This weekend marks the bicentennial of Francis Scott Key’s writing “The Star-Spangled Banner.” To mark the occasion, Baltimore had a large celebration in its harbor, especially near Fort McHenry, which is where Key was being held prisoner during the Battle of Baltimore. The history of our national anthem goes beyond that one battle of the War of 1812 and The Washington Post has a really great article that discusses that history (“5 Myths About the National Anthem”). I actually knew a majority of the truths the writer discusses because of a filmstrip I saw in music class when I was in the fifth or sixth grade. Don’t ask me how I actually retained that information and not, say, trigonometry, because it’s one of the great mysteries of life.
But I didn’t want to write this short post about the history of “The Star-Spangled Banner” or discuss its significance in our everyday lives as Americans. No, this blog is about popular culture and when I, and quite a number of people older than myself, think of the national anthem’s place in popular culture, they might think of this:
If you’re under a certain age, you may not know what the significance of the clip I just posted because you might also not be familiar with the concept of a station signing off. In the days before hundreds of channels and all-night infomercials, local television stations and network affiliates signed off for the night, concluding their broadcast day with a pre-packaged video montage and then going to some sort of test pattern with a constant high-pitched tone:
One of the most common sign-offs was the playing of “The Star-Spangled Banner” (something so common it opens Billy Joel’s song “Sleeping With the Television On”). There were quite a number of different versions of the national anthem sign-off, but this one always stuck out to me as one of the more memorable, probably because it was one of the few I actually saw–although if I’m being truthful, it may have been used as an early morning sign-on as well.
The montage I posted was created by the New York-based firm Saxton Graphics Associates, Ltd., probably in the early 1970s (since it closes with the moon landing) but I couldn’t find much else in the way of history of the montage beyond this paragraph on the Wikipedia page for “Performances of ‘The Star-Spangled Banner'”:
Over the early years of U.S. television broadcasts it became common practice by many stations to close their broadcast day, usually late at night or early in the mornings, by airing the Star Spangled Banner accompanied by some visual image of the flag or some patriotic theme.
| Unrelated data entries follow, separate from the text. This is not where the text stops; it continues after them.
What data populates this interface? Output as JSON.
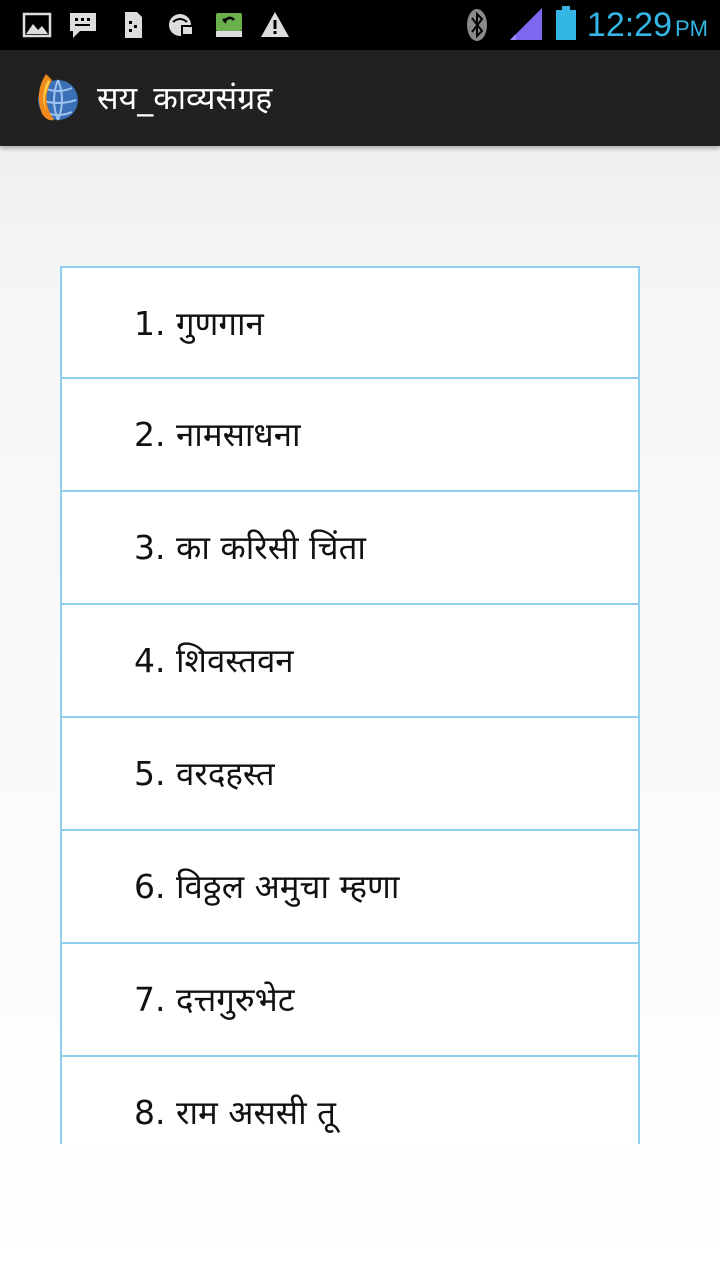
{
  "status_bar": {
    "time": "12:29",
    "ampm": "PM",
    "icons_left": [
      "image-icon",
      "message-icon",
      "sim-card-icon",
      "web-sync-icon",
      "download-icon",
      "warning-icon"
    ],
    "icons_right": [
      "bluetooth-icon",
      "signal-icon",
      "battery-icon"
    ],
    "accent": "#33b5e5"
  },
  "action_bar": {
    "title": "सय_काव्यसंग्रह",
    "app_icon": "app-logo-icon"
  },
  "list": {
    "items": [
      {
        "label": "1. गुणगान"
      },
      {
        "label": "2. नामसाधना"
      },
      {
        "label": "3. का करिसी चिंता"
      },
      {
        "label": "4. शिवस्तवन"
      },
      {
        "label": "5. वरदहस्त"
      },
      {
        "label": "6. विठ्ठल अमुचा म्हणा"
      },
      {
        "label": "7. दत्तगुरुभेट"
      },
      {
        "label": "8. राम अससी तू"
      }
    ],
    "border_color": "#8fd0ee"
  }
}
One audio-visual arrangement in particular, entitled “National Anthem,”  was produced by a New York-based graphics firm, Saxton Graphic Associates, Ltd. The uncommonly complex and interesting orchestral arrangement of the Star Spangled Banner commences with a trumpet fanfare then the anthem is accompanied by images that illustrate several of the highlights of the history of the United States of America, culminating with an image from 1969 of an Apollo 11 astronaut standing on the Moon by the US flag. Several television stations aired this including WNEW-TV in New York (through 1978), and Washington DC WDVM-TV channel 9. There is no reference to whom arranged the music, nor to what orchestra performed it though numerous sites on the Internet host messages inquiring about this and where the original music might be found today.
I don’t have a long, drawn-out nostalgic story for this one. It does remind me of the times when I had to stay at my grandmother’s house and we’d get to stay up late for, say, New Year’s Eve or something, and it kind of reminds me of flipping around the channels in the very early hours of the morning when I had my first job of putting Sunday papers together at a local stationery store. But when I watch it now, it actually is a little moving. I’ve always loved how the montage takes us through all of American history and reminds us just how much has happened in the last 200-300 years; furthermore, the bombastic arrangement of the song is enough to get even the most cold-hearted cynic (read: me) feeling at least slightly patriotic. And it’s a memento of an earlier time in our country’s media history, a piece of ephemera that makes some wistful for an earlier time and others curious.